_Task instructions_
When a line of the entries contains the word "Avenue", report that line.

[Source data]
_ _ _ _

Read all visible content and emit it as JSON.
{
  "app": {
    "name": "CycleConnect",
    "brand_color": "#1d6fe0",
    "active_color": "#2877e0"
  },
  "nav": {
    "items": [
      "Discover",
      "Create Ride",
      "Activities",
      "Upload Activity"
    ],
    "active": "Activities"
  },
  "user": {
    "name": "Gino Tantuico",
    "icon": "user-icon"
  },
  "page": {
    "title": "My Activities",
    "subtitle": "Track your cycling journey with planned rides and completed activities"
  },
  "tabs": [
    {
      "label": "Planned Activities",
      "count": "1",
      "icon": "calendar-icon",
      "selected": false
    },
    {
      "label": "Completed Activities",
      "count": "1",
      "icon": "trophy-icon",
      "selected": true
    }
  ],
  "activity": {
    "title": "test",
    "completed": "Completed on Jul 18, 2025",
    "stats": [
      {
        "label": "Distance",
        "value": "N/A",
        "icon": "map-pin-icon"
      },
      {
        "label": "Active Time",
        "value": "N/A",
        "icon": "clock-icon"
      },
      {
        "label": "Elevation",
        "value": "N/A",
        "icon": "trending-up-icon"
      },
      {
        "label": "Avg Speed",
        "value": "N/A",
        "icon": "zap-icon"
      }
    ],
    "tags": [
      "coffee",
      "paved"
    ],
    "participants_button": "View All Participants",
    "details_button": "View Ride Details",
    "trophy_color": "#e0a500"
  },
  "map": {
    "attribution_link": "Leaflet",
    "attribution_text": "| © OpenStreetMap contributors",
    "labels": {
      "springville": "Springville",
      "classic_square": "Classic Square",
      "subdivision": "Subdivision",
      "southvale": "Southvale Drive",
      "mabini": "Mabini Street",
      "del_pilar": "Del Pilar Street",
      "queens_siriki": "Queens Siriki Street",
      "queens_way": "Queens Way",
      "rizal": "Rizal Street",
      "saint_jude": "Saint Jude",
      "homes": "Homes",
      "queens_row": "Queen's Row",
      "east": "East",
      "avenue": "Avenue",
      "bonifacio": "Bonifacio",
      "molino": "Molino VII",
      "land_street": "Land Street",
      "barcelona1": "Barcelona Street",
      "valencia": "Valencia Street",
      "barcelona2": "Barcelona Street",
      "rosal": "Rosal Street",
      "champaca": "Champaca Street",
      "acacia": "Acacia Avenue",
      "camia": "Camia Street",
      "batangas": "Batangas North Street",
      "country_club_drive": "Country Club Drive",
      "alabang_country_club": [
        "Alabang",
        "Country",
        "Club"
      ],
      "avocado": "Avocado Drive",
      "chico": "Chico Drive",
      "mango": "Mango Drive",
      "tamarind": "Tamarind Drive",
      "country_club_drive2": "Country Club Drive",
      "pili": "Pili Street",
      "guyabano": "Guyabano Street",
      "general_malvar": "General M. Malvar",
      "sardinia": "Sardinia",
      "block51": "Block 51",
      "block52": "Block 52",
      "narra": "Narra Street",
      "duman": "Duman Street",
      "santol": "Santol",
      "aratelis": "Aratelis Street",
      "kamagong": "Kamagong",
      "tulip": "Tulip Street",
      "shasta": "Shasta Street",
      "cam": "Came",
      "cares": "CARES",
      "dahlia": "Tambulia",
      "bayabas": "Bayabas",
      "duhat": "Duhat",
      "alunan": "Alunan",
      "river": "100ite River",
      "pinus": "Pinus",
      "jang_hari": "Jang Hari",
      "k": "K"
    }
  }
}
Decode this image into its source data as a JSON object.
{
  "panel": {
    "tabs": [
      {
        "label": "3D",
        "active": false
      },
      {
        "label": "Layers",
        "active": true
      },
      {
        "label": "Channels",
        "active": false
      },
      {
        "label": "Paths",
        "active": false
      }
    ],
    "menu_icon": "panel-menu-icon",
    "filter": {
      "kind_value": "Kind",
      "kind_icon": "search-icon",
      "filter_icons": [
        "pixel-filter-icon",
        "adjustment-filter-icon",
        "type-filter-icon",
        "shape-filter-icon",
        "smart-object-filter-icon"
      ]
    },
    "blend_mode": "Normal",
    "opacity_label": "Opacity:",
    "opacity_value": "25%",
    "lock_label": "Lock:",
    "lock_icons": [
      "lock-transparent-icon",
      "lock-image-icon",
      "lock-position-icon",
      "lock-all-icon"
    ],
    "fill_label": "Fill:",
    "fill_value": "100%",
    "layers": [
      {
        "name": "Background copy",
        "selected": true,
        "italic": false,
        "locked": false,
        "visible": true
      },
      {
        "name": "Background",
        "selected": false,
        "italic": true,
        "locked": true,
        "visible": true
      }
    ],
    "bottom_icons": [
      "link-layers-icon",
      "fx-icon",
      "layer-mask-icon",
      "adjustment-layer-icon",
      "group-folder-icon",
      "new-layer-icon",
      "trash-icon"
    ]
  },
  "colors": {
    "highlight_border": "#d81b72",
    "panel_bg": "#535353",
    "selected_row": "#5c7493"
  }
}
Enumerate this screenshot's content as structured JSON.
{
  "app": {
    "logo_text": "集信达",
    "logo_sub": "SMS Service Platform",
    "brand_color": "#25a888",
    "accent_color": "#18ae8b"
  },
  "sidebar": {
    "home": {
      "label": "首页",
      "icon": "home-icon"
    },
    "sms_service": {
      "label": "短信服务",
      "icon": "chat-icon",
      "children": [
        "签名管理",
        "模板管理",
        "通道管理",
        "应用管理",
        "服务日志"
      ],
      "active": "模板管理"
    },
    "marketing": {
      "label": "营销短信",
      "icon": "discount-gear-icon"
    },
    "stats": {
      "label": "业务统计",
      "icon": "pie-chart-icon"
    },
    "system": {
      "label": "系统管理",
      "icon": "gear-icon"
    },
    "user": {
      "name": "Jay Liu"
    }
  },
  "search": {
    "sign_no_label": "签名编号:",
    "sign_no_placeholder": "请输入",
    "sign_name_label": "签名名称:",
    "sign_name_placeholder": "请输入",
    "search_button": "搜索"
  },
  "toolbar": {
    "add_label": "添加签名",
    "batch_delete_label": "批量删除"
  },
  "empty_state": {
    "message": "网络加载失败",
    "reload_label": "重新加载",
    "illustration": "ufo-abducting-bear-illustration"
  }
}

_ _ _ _

_Exercise solution_
      "avenue": "Avenue",
      "acacia": "Acacia Avenue",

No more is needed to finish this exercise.